Although the lwa seem to go by many names, at least in Haitian Vodou the names represent different personalities/aspects of those lwas. So although there are multiple pantheons/nations (Rada and Petwo being the most significant), with different personality traits (anme and doux), they are the same individual, and a different individual all at the same time.Vodou's into paradoxes like that. For example, Ezili can have the suffix of Freda or Danto. The former is the romantic side of love, focusing on lovers, and the latter can focus more on children. It's kind of like how all the manifestations of the Virgin Mary are still the Virgin Mary, even though they all have their own traits.
Kreyol (Creole) is the language of Vodou, and all common religious songs are in this language.
Some key points in Vodou:
- There is a supreme creator god, Bondye (Bon Dieu, the "good god"), but he is far removed and does not intercede in mortal affairs.
- Worship is centered on the lwa (loa), who serve Bondye and can communicate with mortals.
- Ancestor veneration also plays a key role in Vodou.
- In the New World, the lwa became syncretized with Catholic Saints with similar roles.
- There is a concern with witchcraft, and being cursed by those who wish you harm.
- Many lwa have aspects of magic, healing and sex.
- Papa Legba
- Also known as Elegba, Atibon Legba, Ellegua or Exu. Legba is the keeper of the crossroads and the opener of roads. He must be invoked before speaking with any other lwa, as he opens the gate to let them through. He is a master of communication, and sometimes a trickster. Usually appears as an old, bent black man with a cane, a straw hat, a satchel, and a corncob pipe. Often he is depicted with twisted limbs or covered in sores. He wears a large ring of keys, to open any door. Has a fondness for rum, tobacco, and candy. He is syncretized with St. Anthony.

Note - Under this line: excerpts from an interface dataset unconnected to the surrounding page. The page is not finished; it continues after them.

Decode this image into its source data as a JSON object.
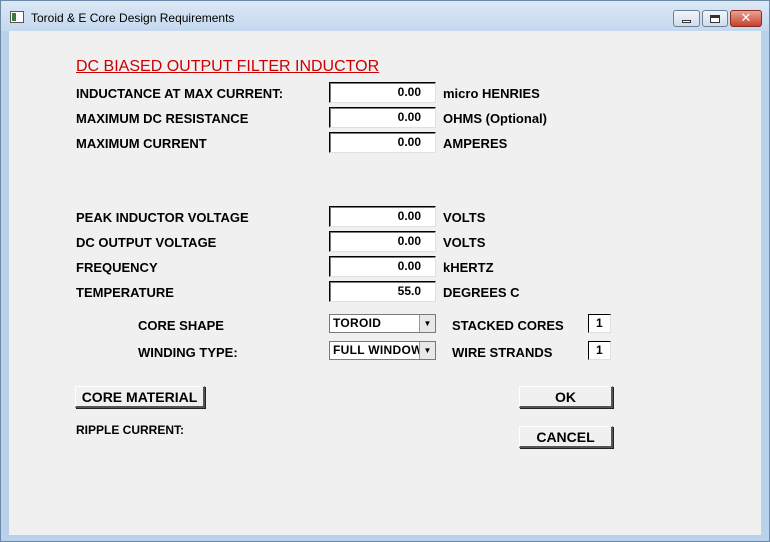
{
  "window": {
    "title": "Toroid & E Core Design Requirements",
    "controls": {
      "minimize": "minimize",
      "maximize": "maximize",
      "close": "✕"
    }
  },
  "heading": "DC BIASED OUTPUT FILTER INDUCTOR",
  "fields": [
    {
      "label": "INDUCTANCE AT MAX CURRENT:",
      "value": "0.00",
      "unit": "micro HENRIES"
    },
    {
      "label": "MAXIMUM DC RESISTANCE",
      "value": "0.00",
      "unit": "OHMS (Optional)"
    },
    {
      "label": "MAXIMUM CURRENT",
      "value": "0.00",
      "unit": "AMPERES"
    },
    {
      "label": "PEAK INDUCTOR VOLTAGE",
      "value": "0.00",
      "unit": "VOLTS"
    },
    {
      "label": "DC OUTPUT VOLTAGE",
      "value": "0.00",
      "unit": "VOLTS"
    },
    {
      "label": "FREQUENCY",
      "value": "0.00",
      "unit": "kHERTZ"
    },
    {
      "label": "TEMPERATURE",
      "value": "55.0",
      "unit": "DEGREES C"
    }
  ],
  "core_shape": {
    "label": "CORE SHAPE",
    "selected": "TOROID"
  },
  "winding_type": {
    "label": "WINDING TYPE:",
    "selected": "FULL WINDOW"
  },
  "stacked_cores": {
    "label": "STACKED CORES",
    "value": "1"
  },
  "wire_strands": {
    "label": "WIRE STRANDS",
    "value": "1"
  },
  "buttons": {
    "core_material": "CORE MATERIAL",
    "ok": "OK",
    "cancel": "CANCEL"
  },
  "ripple_current": {
    "label": "RIPPLE CURRENT:"
  },
  "icons": {
    "app": "app-icon",
    "dropdown": "chevron-down-icon"
  }
}
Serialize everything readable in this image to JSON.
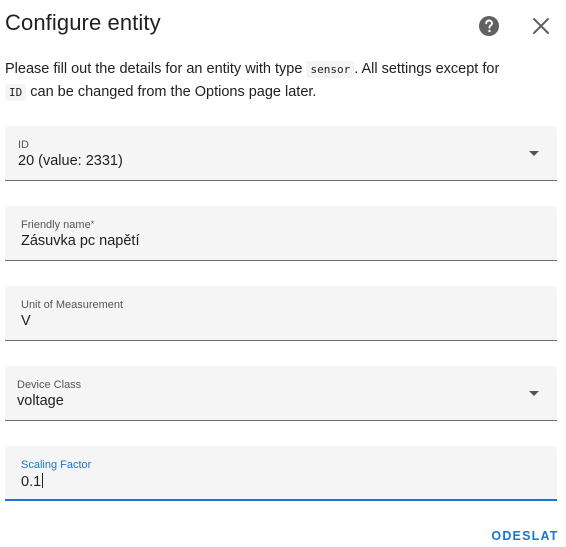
{
  "dialog": {
    "title": "Configure entity",
    "help_icon": "help-circle-icon",
    "close_icon": "close-icon",
    "description": {
      "part1": "Please fill out the details for an entity with type ",
      "type_code": "sensor",
      "part2": ". All settings except for",
      "id_code": "ID",
      "part3": " can be changed from the Options page later."
    }
  },
  "fields": {
    "id": {
      "label": "ID",
      "value": "20 (value: 2331)",
      "kind": "select"
    },
    "friendly_name": {
      "label": "Friendly name",
      "required_mark": "*",
      "value": "Zásuvka pc napětí"
    },
    "unit": {
      "label": "Unit of Measurement",
      "value": "V"
    },
    "device_class": {
      "label": "Device Class",
      "value": "voltage",
      "kind": "select"
    },
    "scaling_factor": {
      "label": "Scaling Factor",
      "value": "0.1",
      "focused": true
    }
  },
  "actions": {
    "submit_label": "ODESLAT"
  },
  "colors": {
    "accent": "#1976d2",
    "field_bg": "#f5f5f5",
    "text": "#212121"
  }
}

- Baron Samedi
- The Baron is famous as the fearsome keeper of the dead, but also presides over sex and resurrection. Since no-one can die until the Baron accepts him or her, he is often asked for intercession in grievous injury or illness. He appears in formal black tails and top-hat, with a skull for a face, or with his face painted to resemble a skull. He wears smoked glasses with one lens popped out, to keep an eye on his offerings, and smokes cigars. He drinks rum with 21 hot peppers steeped in it. He and his minions, the Ghede, are known for being disruptive, crude, and overtly sexual, because the dead have no need for mortal inhibitions. He is married to Maman Brigitte, but still chases after mortal women. He is often invoked in magical workings for his great power, particularly in black magic.
- Papa Ghede
- Said to be the first man who ever died. In some traditions, he is the kinder counterpart to the Baron. Like all Ghede, he is known for crude sexual humor and for dancing the banda, a dance that mimics copulation. He drinks raw rum that has been steeped with hot peppers, calling it "tiger's piss". He is especially protective of children.
- Erzulie Freda
- Also known as Ezili Freda, Maitresse Mambo Erzulie Freda Dahomey. The very popular lwa of love, beauty and wealth. She is light-skinned and beautiful, with long, fair hair. She demands the finest things, yet it is never enough. She ends up in tears because all the finery cannot make up for the pain and imperfection of the world. She is thus syncretized with the Mater Dolorosa. She likes jewelry, perfume, pink champagne, white or pink cakes, fine chocolate, and rice pudding. In some traditions, she is the patron of gay men. She is a powerful mambo (priestess) and can destroy any evil magic (ouanga) by her mere presence.